How do writers overcome the initial hump of procrastination and get into the rhythm and momentum of writing a story?
You’re on a quest for purple unicorns. There is no secret button that summons up our creativity.
Every word we write is a victory against distraction, self-doubt, and obligation. It’s a battle against what Steven Pressfield dubs Resistance or, more simply, “the enemy”:
“The writer is an infantryman. He knows that progress is measured in yards of dirt extracted from the enemy one day, one hour, one minute at a time and paid for in blood.”
I say all that, and then I add the “but”….
But there is an exception for your first draft. Your first draft should be fun. Check your ego at the door. There shouldn’t be the slightest hint of self-consciousness on the page.
Because it’s a FIRST DRAFT!
And no one’s going to read your first draft (please don’t tell me you’d subject a loved one to that!). It’d be like an artist showing you a sloppy sketch and asking what you think of his painting.
First drafts are not for sharing.
Come up with an idea that excites you and start writing. Delete nothing. Let words spill onto the page. The muse does not like erasers or DELETE keys. She flees from them.
She only comes when your ego’s slunk away. She comes smiling with fresh-baked cookies, blankets and decanters full of wine.
When you’re finished with that first draft… it will be pitiful.
But it will be something. And that something marks the beginning of the real work. The enemy sees that first draft and notes it for what it is: an all-out declaration of war. You’ve dug your trench, oiled your gun and twisted on your bayonet.

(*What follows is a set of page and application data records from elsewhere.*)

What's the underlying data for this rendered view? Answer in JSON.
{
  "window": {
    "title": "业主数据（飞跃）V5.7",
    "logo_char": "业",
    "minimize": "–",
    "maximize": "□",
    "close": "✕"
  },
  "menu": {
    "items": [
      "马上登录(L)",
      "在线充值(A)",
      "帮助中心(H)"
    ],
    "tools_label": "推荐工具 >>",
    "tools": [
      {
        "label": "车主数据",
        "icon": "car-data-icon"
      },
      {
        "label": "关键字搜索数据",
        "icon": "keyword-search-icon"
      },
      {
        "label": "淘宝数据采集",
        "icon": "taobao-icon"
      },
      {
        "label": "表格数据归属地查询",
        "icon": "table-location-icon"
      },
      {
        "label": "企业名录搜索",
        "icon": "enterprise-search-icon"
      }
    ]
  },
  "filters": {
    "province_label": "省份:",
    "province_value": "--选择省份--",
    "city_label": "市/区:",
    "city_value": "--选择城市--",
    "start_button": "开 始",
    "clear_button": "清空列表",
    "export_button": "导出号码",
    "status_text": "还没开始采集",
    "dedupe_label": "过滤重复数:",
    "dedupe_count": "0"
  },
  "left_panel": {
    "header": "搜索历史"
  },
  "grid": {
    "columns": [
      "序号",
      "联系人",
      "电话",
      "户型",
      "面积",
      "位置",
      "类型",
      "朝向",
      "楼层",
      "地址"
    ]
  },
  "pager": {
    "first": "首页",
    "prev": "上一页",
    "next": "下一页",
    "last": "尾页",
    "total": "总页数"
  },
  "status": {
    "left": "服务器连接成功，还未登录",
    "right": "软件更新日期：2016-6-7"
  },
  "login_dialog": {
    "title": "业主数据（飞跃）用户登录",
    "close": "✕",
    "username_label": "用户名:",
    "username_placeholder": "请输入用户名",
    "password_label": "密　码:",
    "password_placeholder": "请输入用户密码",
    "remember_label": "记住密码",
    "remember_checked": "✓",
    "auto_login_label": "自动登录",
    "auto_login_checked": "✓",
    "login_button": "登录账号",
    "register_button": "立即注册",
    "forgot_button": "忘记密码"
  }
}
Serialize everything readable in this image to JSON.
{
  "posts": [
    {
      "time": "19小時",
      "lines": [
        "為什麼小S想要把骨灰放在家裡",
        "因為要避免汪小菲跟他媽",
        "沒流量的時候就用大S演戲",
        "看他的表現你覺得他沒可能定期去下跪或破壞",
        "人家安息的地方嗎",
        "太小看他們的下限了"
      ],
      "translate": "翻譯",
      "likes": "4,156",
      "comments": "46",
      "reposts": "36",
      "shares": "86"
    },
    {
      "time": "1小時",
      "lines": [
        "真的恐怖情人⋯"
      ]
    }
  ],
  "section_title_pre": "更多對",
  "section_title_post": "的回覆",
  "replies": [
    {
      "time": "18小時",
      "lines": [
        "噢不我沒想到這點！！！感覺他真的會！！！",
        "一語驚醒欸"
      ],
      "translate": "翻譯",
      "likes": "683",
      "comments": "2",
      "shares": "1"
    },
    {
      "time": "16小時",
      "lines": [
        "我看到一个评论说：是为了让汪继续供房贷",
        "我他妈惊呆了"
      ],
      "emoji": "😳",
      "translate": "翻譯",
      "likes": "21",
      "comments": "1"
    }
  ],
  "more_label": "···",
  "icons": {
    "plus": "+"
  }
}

What you do next determines whether you’re a writer or simply someone who likes the idea of being a writer.
I originally wrote this post on Quora.